From the entries, copy out every line in which the word "label" is found.

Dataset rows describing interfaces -
★ ★ ★
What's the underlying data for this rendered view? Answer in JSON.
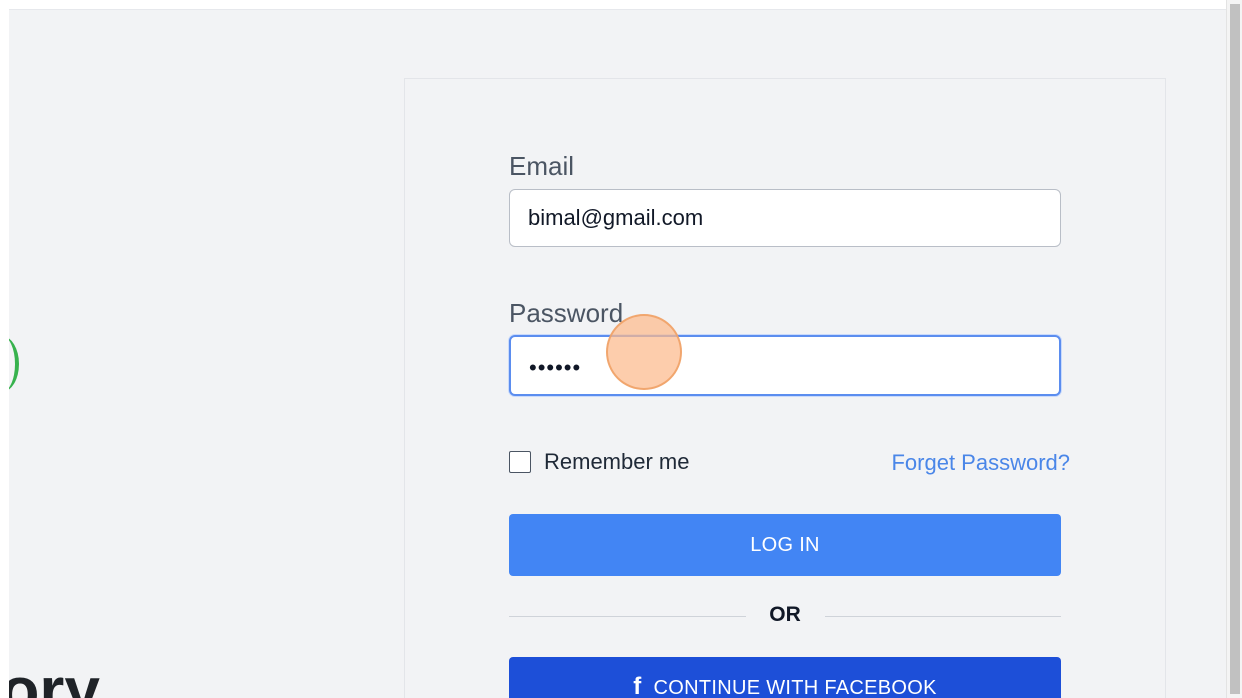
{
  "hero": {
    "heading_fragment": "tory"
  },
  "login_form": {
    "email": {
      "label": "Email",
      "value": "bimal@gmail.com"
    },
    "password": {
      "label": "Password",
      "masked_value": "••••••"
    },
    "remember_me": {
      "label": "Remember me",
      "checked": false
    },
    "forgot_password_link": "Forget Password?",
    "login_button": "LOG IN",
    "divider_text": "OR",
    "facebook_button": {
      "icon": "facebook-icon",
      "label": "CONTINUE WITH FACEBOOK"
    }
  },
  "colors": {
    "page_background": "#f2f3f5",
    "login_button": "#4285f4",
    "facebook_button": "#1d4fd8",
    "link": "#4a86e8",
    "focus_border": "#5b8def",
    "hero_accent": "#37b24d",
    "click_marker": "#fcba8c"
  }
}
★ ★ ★
Solution to this task -
      "label": "Email",
      "label": "Password",
      "label": "Remember me",
      "label": "CONTINUE WITH FACEBOOK"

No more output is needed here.